He might be summoned from Gonzaga’s bench 4 minutes into the first half, like he was against Portland. He might not enter until 4 minutes into the second half, as was the case against Loyola Marymount. He played 11 seconds against Notre Dame, then a season-high 24 minutes against Lewis-Clark State in the next game.
“It’s something you learn from playing in this program,” said Stockton, a redshirt freshman point guard. “You have to be ready at all times, especially with this team. We have so many guys that can help us. You never know whose day it’s going to be. It could be yours.”
Gonzaga has received contributions from a variety of bench players, a key reason for its nine-game winning streak entering tonight’s contest against Santa Clara.
“Some of it is based on defensive situations or what type of player we’re looking for on offense to mesh with the guys,” head coach Mark Few said. “I know it’s not easy for any of those guys. They all kind of bring specific roles they can do really well and a couple of other aspects they don’t do well at all. We’re trying to substitute situationally in those games and see how they function.”
Stockton’s last five games reflect his fluctuating minutes. He had a nice 8-minute stretch against Loyola Marymount, contributing three free throws and an assist as Gonzaga expanded a 39-37 lead to 61-50. He played 5 minutes versus Pepperdine. Against Portland, he had stints in each half, one in which GU widened its lead from two to nine, and another where the Pilots trimmed an eight-point deficit to five.
He played 14 minutes against Wake Forest and 11 against Oklahoma State. In the latter, he was on the floor 10 straight minutes as Gonzaga turned a 17-13 deficit into a 40-26 halftime lead, a spurt capped by Stockton’s 40-footer just before the buzzer. Few stayed with the same five, Stockton, Elias Harris, Manny Arop, Rob Sacre and Steven Gray, for that entire stretch. Oklahoma State made 11 substitutions trying to slow GU’s run.
“Every game you have to come expecting to go in,” said Arop, who has started seven games, but saw his season-high 34 minutes off the bench against Oklahoma State. “We play for one another. If you don’t come to play, you’re just letting the rest of the guys down.”

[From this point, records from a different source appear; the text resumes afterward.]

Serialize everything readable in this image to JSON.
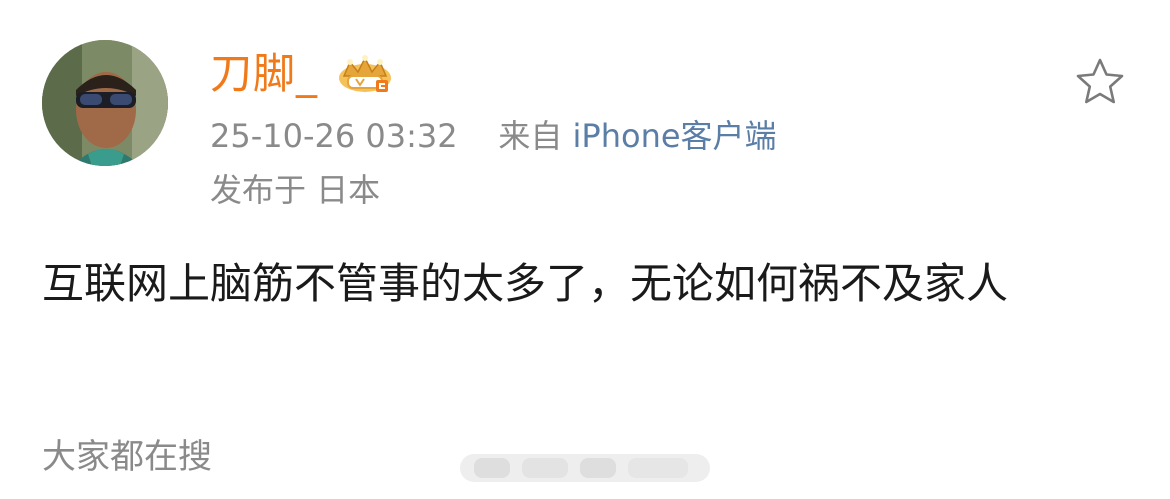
{
  "post": {
    "username": "刀脚_",
    "timestamp": "25-10-26 03:32",
    "source_prefix": "来自",
    "source_client": "iPhone客户端",
    "location": "发布于 日本",
    "content": "互联网上脑筋不管事的太多了，无论如何祸不及家人"
  },
  "footer": {
    "hot_search_label": "大家都在搜"
  },
  "icons": {
    "vip": "vip-crown-icon",
    "favorite": "star-outline-icon"
  },
  "colors": {
    "username": "#f07a1a",
    "meta": "#8a8a8a",
    "source_link": "#5b7ea6",
    "vip_gold": "#e6a53a"
  }
}
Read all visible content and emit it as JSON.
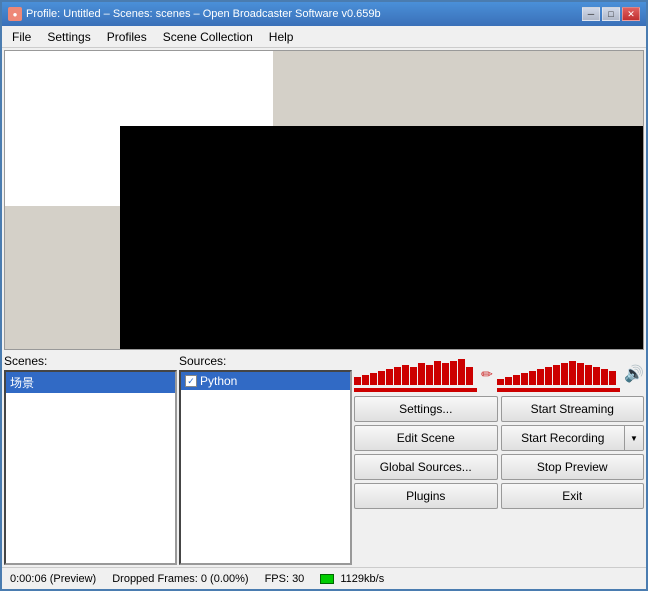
{
  "window": {
    "title": "Profile: Untitled – Scenes: scenes – Open Broadcaster Software v0.659b",
    "icon": "●"
  },
  "titlebar_controls": {
    "minimize": "─",
    "maximize": "□",
    "close": "✕"
  },
  "menu": {
    "items": [
      {
        "label": "File"
      },
      {
        "label": "Settings"
      },
      {
        "label": "Profiles"
      },
      {
        "label": "Scene Collection"
      },
      {
        "label": "Help"
      }
    ]
  },
  "scenes": {
    "label": "Scenes:",
    "items": [
      {
        "text": "场景",
        "selected": true
      }
    ]
  },
  "sources": {
    "label": "Sources:",
    "items": [
      {
        "text": "Python",
        "checked": true,
        "selected": true
      }
    ]
  },
  "meter_left": {
    "bars": [
      8,
      10,
      12,
      14,
      16,
      18,
      20,
      18,
      22,
      20,
      24,
      22,
      24,
      26,
      18,
      20
    ],
    "icon": "✏️"
  },
  "meter_right": {
    "bars": [
      6,
      8,
      10,
      12,
      14,
      16,
      18,
      20,
      22,
      24,
      22,
      20,
      18,
      16,
      14,
      12
    ],
    "volume_icon": "🔊"
  },
  "buttons": {
    "settings": "Settings...",
    "start_streaming": "Start Streaming",
    "edit_scene": "Edit Scene",
    "start_recording": "Start Recording",
    "global_sources": "Global Sources...",
    "stop_preview": "Stop Preview",
    "plugins": "Plugins",
    "exit": "Exit"
  },
  "status": {
    "time": "0:00:06 (Preview)",
    "dropped_frames": "Dropped Frames: 0 (0.00%)",
    "fps": "FPS: 30",
    "bitrate": "1129kb/s"
  }
}
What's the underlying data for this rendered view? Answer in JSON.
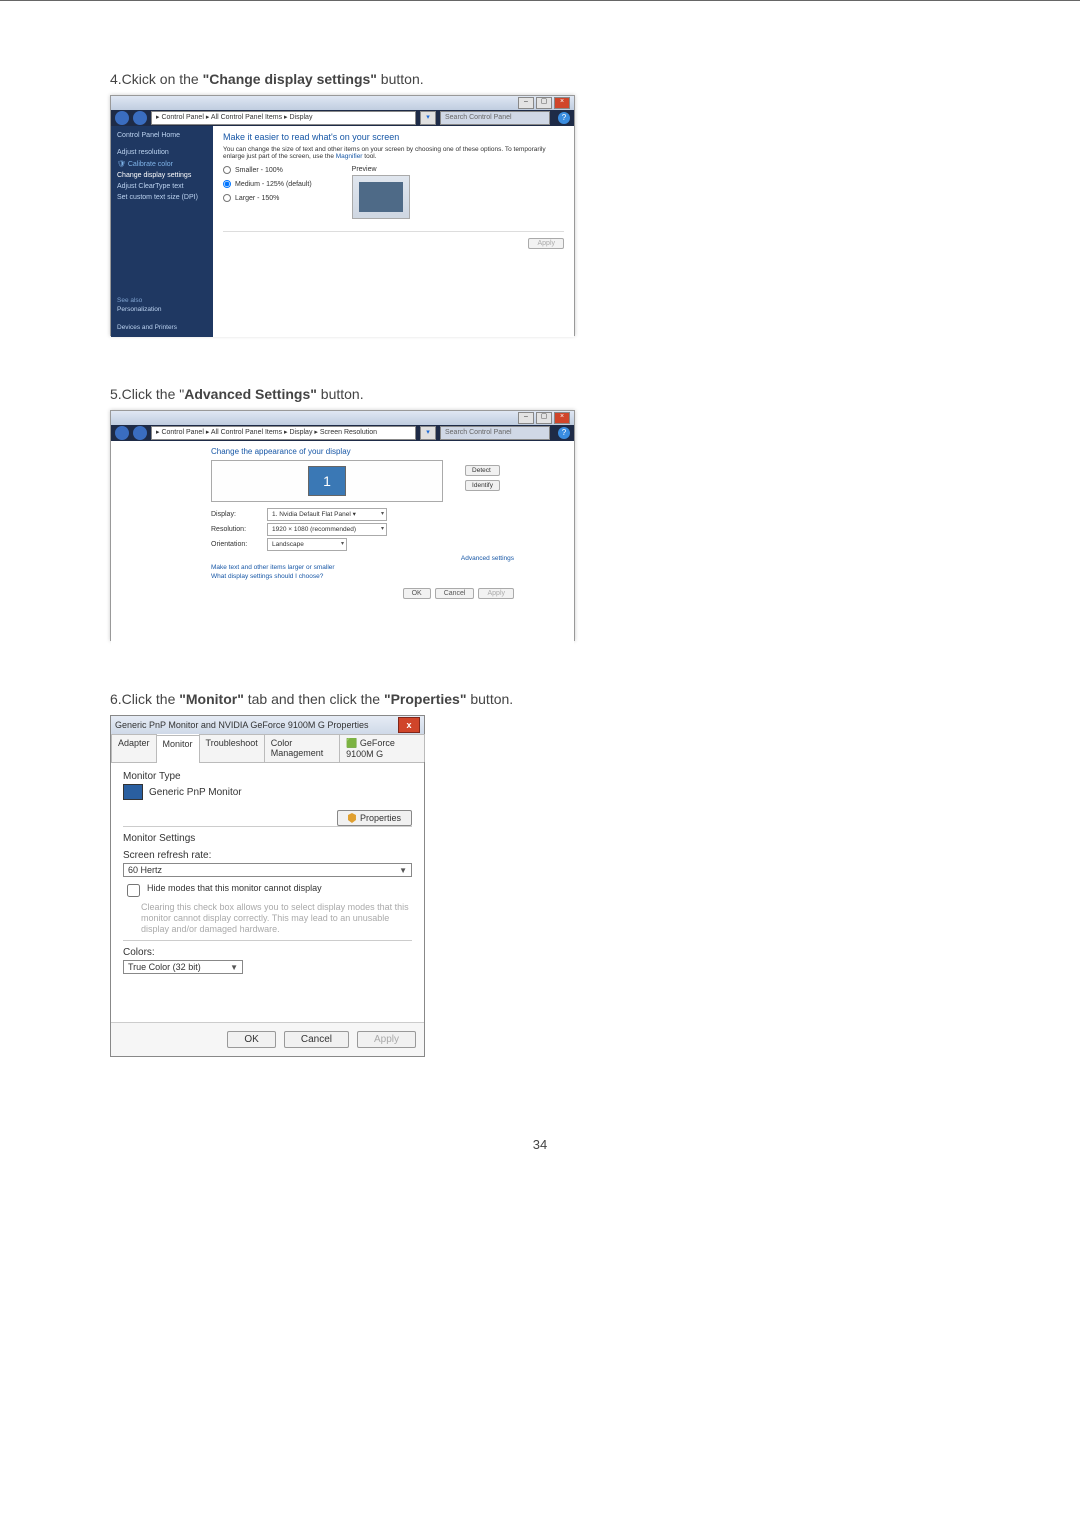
{
  "page_number": "34",
  "step4": {
    "text_prefix": "4.Ckick on the ",
    "text_bold": "\"Change display settings\"",
    "text_suffix": " button.",
    "breadcrumb": "▸ Control Panel ▸ All Control Panel Items ▸ Display",
    "search_placeholder": "Search Control Panel",
    "search_prefix": "▾",
    "side": {
      "home": "Control Panel Home",
      "adjust_res": "Adjust resolution",
      "calibrate": "Calibrate color",
      "change_disp": "Change display settings",
      "cleartype": "Adjust ClearType text",
      "dpi": "Set custom text size (DPI)",
      "see_also": "See also",
      "personalization": "Personalization",
      "devices": "Devices and Printers"
    },
    "main": {
      "heading": "Make it easier to read what's on your screen",
      "desc1": "You can change the size of text and other items on your screen by choosing one of these options. To temporarily enlarge just part of the screen, use the ",
      "desc_link": "Magnifier",
      "desc2": " tool.",
      "r1": "Smaller - 100%",
      "r2": "Medium - 125% (default)",
      "r3": "Larger - 150%",
      "preview": "Preview",
      "apply": "Apply"
    }
  },
  "step5": {
    "text_prefix": "5.Click the \"",
    "text_bold": "Advanced Settings\"",
    "text_suffix": " button.",
    "breadcrumb": "▸ Control Panel ▸ All Control Panel Items ▸ Display ▸ Screen Resolution",
    "search_placeholder": "Search Control Panel",
    "heading": "Change the appearance of your display",
    "monitor_num": "1",
    "detect": "Detect",
    "identify": "Identify",
    "display_lbl": "Display:",
    "display_val": "1. Nvidia Default Flat Panel ▾",
    "res_lbl": "Resolution:",
    "res_val": "1920 × 1080 (recommended)",
    "orient_lbl": "Orientation:",
    "orient_val": "Landscape",
    "advanced": "Advanced settings",
    "link1": "Make text and other items larger or smaller",
    "link2": "What display settings should I choose?",
    "ok": "OK",
    "cancel": "Cancel",
    "apply": "Apply"
  },
  "step6": {
    "text_prefix": "6.Click the ",
    "text_bold1": "\"Monitor\"",
    "text_mid": " tab and then click the ",
    "text_bold2": "\"Properties\"",
    "text_suffix": " button.",
    "title": "Generic PnP Monitor and NVIDIA GeForce 9100M G   Properties",
    "tabs": {
      "adapter": "Adapter",
      "monitor": "Monitor",
      "troubleshoot": "Troubleshoot",
      "color": "Color Management",
      "geforce": "GeForce 9100M G"
    },
    "monitor_type": "Monitor Type",
    "monitor_name": "Generic PnP Monitor",
    "properties": "Properties",
    "settings": "Monitor Settings",
    "refresh_lbl": "Screen refresh rate:",
    "refresh_val": "60 Hertz",
    "hide_modes": "Hide modes that this monitor cannot display",
    "hide_note": "Clearing this check box allows you to select display modes that this monitor cannot display correctly. This may lead to an unusable display and/or damaged hardware.",
    "colors_lbl": "Colors:",
    "colors_val": "True Color (32 bit)",
    "ok": "OK",
    "cancel": "Cancel",
    "apply": "Apply"
  }
}
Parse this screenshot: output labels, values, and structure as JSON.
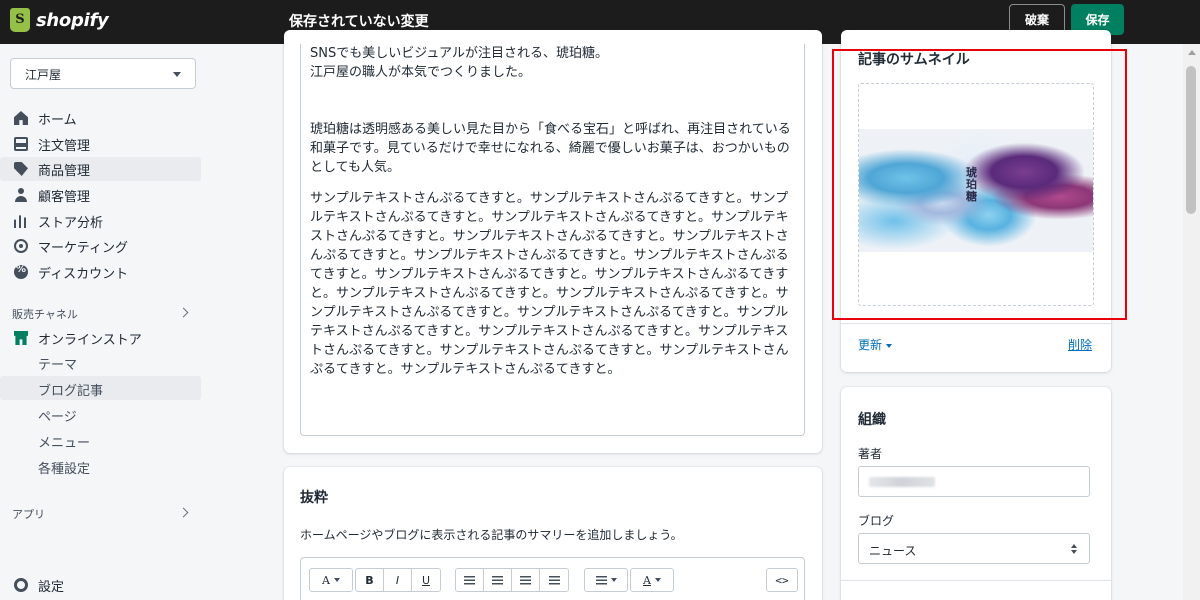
{
  "header": {
    "brand": "shopify",
    "title": "保存されていない変更",
    "discard_label": "破棄",
    "save_label": "保存"
  },
  "sidebar": {
    "store_name": "江戸屋",
    "items": [
      {
        "label": "ホーム",
        "icon": "home-icon"
      },
      {
        "label": "注文管理",
        "icon": "inbox-icon"
      },
      {
        "label": "商品管理",
        "icon": "tag-icon"
      },
      {
        "label": "顧客管理",
        "icon": "person-icon"
      },
      {
        "label": "ストア分析",
        "icon": "bar-chart-icon"
      },
      {
        "label": "マーケティング",
        "icon": "target-icon"
      },
      {
        "label": "ディスカウント",
        "icon": "discount-icon"
      }
    ],
    "sales_channels_label": "販売チャネル",
    "online_store": {
      "label": "オンラインストア",
      "sub": [
        "テーマ",
        "ブログ記事",
        "ページ",
        "メニュー",
        "各種設定"
      ]
    },
    "apps_label": "アプリ",
    "settings_label": "設定"
  },
  "editor": {
    "paragraphs": [
      "SNSでも美しいビジュアルが注目される、琥珀糖。",
      "江戸屋の職人が本気でつくりました。",
      "琥珀糖は透明感ある美しい見た目から「食べる宝石」と呼ばれ、再注目されている和菓子です。見ているだけで幸せになれる、綺麗で優しいお菓子は、おつかいものとしても人気。",
      "サンプルテキストさんぷるてきすと。サンプルテキストさんぷるてきすと。サンプルテキストさんぷるてきすと。サンプルテキストさんぷるてきすと。サンプルテキストさんぷるてきすと。サンプルテキストさんぷるてきすと。サンプルテキストさんぷるてきすと。サンプルテキストさんぷるてきすと。サンプルテキストさんぷるてきすと。サンプルテキストさんぷるてきすと。サンプルテキストさんぷるてきすと。サンプルテキストさんぷるてきすと。サンプルテキストさんぷるてきすと。サンプルテキストさんぷるてきすと。サンプルテキストさんぷるてきすと。サンプルテキストさんぷるてきすと。サンプルテキストさんぷるてきすと。サンプルテキストさんぷるてきすと。サンプルテキストさんぷるてきすと。サンプルテキストさんぷるてきすと。サンプルテキストさんぷるてきすと。"
    ]
  },
  "excerpt": {
    "title": "抜粋",
    "help": "ホームページやブログに表示される記事のサマリーを追加しましょう。",
    "toolbar": {
      "font": "A",
      "bold": "B",
      "italic": "I",
      "underline": "U",
      "text_color": "A",
      "code": "<>"
    }
  },
  "thumbnail": {
    "title": "記事のサムネイル",
    "image_text": "琥珀糖",
    "update_label": "更新",
    "delete_label": "削除"
  },
  "organization": {
    "title": "組織",
    "author_label": "著者",
    "blog_label": "ブログ",
    "blog_value": "ニュース"
  }
}
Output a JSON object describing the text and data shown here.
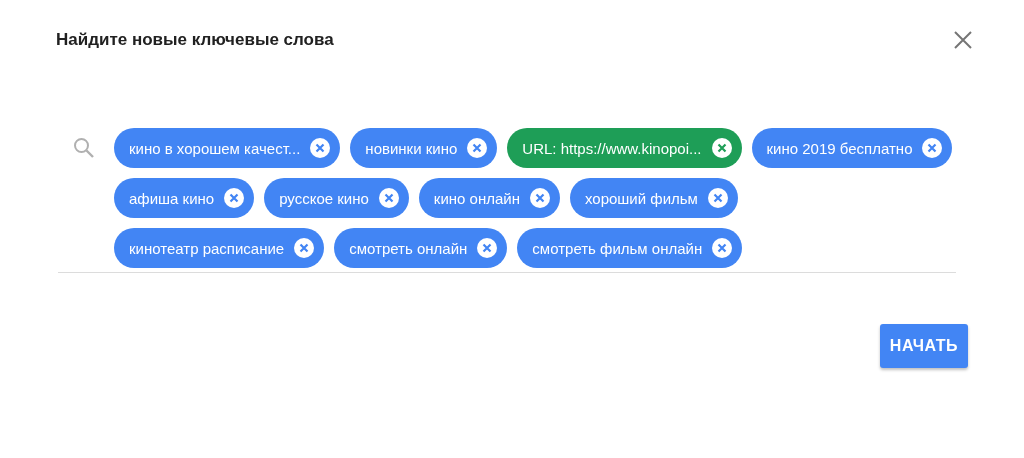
{
  "dialog": {
    "title": "Найдите новые ключевые слова"
  },
  "chips": [
    {
      "kind": "keyword",
      "label": "кино в хорошем качест..."
    },
    {
      "kind": "keyword",
      "label": "новинки кино"
    },
    {
      "kind": "url",
      "label": "URL: https://www.kinopoi..."
    },
    {
      "kind": "keyword",
      "label": "кино 2019 бесплатно"
    },
    {
      "kind": "keyword",
      "label": "афиша кино"
    },
    {
      "kind": "keyword",
      "label": "русское кино"
    },
    {
      "kind": "keyword",
      "label": "кино онлайн"
    },
    {
      "kind": "keyword",
      "label": "хороший фильм"
    },
    {
      "kind": "keyword",
      "label": "кинотеатр расписание"
    },
    {
      "kind": "keyword",
      "label": "смотреть онлайн"
    },
    {
      "kind": "keyword",
      "label": "смотреть фильм онлайн"
    }
  ],
  "start_button": "НАЧАТЬ"
}
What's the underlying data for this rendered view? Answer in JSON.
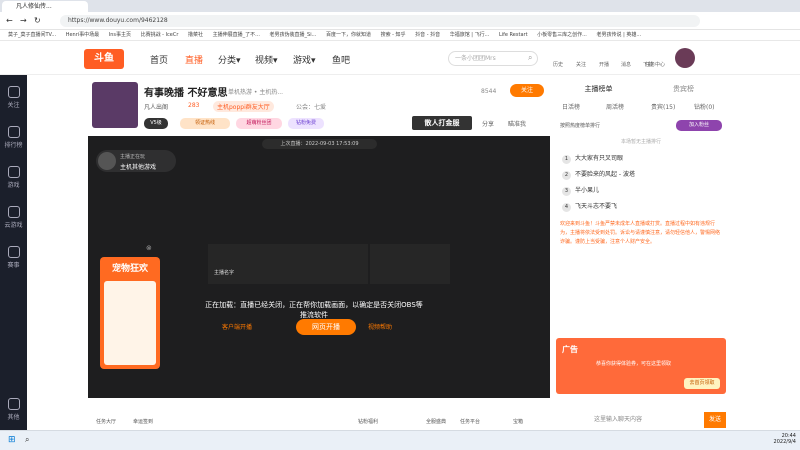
{
  "browser": {
    "tabs": [
      "凡人修仙传...",
      "",
      "",
      ""
    ],
    "url": "https://www.douyu.com/9462128",
    "bookmarks": [
      "莫子_莫子直播间TV...",
      "Henri事中场最",
      "Ins事主页",
      "比赛挑战 - IceCr",
      "撸菜社",
      "主播伸展直播_了不...",
      "老男孩伪装直播_Si...",
      "百度一下，你就知道",
      "搜索 - 知乎",
      "抖音 - 抖音",
      "华福旅馆 | 飞行...",
      "Life Restart",
      "小板零售三库之创作...",
      "老男孩传说 | 英雄..."
    ]
  },
  "header": {
    "logo": "斗鱼",
    "nav": [
      "首页",
      "直播",
      "分类▾",
      "视频▾",
      "游戏▾",
      "鱼吧"
    ],
    "search_placeholder": "一条小团团Mrs",
    "icons": [
      "历史",
      "关注",
      "开播",
      "消息",
      "下载",
      "任务中心"
    ]
  },
  "sidebar": [
    "关注",
    "排行榜",
    "游戏",
    "云游戏",
    "赛事",
    "其他"
  ],
  "room": {
    "title": "有事晚播 不好意思",
    "category": "单机热游 • 主机热...",
    "anchor": "凡人出阁",
    "heat": "283",
    "tag": "主机poppi群友大厅",
    "id_label": "公会：七爱",
    "room_num": "8544",
    "follow": "关注",
    "badges": [
      "V5级",
      "领证热线",
      "超萌粉丝团",
      "钻粉免费"
    ],
    "banner": "散人打金服",
    "share": "分享",
    "report": "瞄准我"
  },
  "player": {
    "info_bar": "上次直播：2022-09-03 17:53:09",
    "notice_label": "主播正在玩",
    "notice_sub": "主机其他游戏",
    "rec_name": "主播名字",
    "msg": "正在加载：直播已经关闭，正在帮你加载画面，以确定是否关闭OBS等推流软件",
    "client_btn": "客户端开播",
    "web_btn": "网页开播",
    "help": "视频帮助",
    "promo_title": "宠物狂欢",
    "bottom_labels": [
      "任务大厅",
      "幸运签到",
      "",
      "钻粉福利",
      "",
      "全服盛典",
      "任务平台",
      "宝箱"
    ]
  },
  "right": {
    "tabs_top": [
      "主播榜单",
      "贵宾榜"
    ],
    "tabs": [
      "日活榜",
      "周活榜",
      "贵宾(15)",
      "钻粉(0)"
    ],
    "rank_title": "按照热度榜单排行",
    "rank_btn": "加入粉丝",
    "rank_empty": "本场暂无主播排行",
    "ranks": [
      "大大家有只叉司眼",
      "不要脸来的风起 - 波塔",
      "半小果儿",
      "飞天斗志不要飞"
    ],
    "notice": "欢迎来到斗鱼！斗鱼严禁未成年人直播或打赏。直播过程中如有违规行为，主播将依法受到处罚。诉讼与请谨慎注意，请勿轻信他人，警惕网络诈骗。谨防上当受骗，注意个人财产安全。",
    "ad_title": "广告",
    "ad_text": "恭喜你获得体验券，可在这里领取",
    "ad_btn": "去首页领取",
    "chat_placeholder": "这里输入聊天内容",
    "send": "发送"
  },
  "taskbar": {
    "time": "20:44",
    "date": "2022/9/4"
  }
}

Stockton averages 10.4 minutes per game, and he’s willing to do just about anything to earn more.
“Taking charges and other stuff that a lot of other people don’t do is the only way I can get on the court,” he said.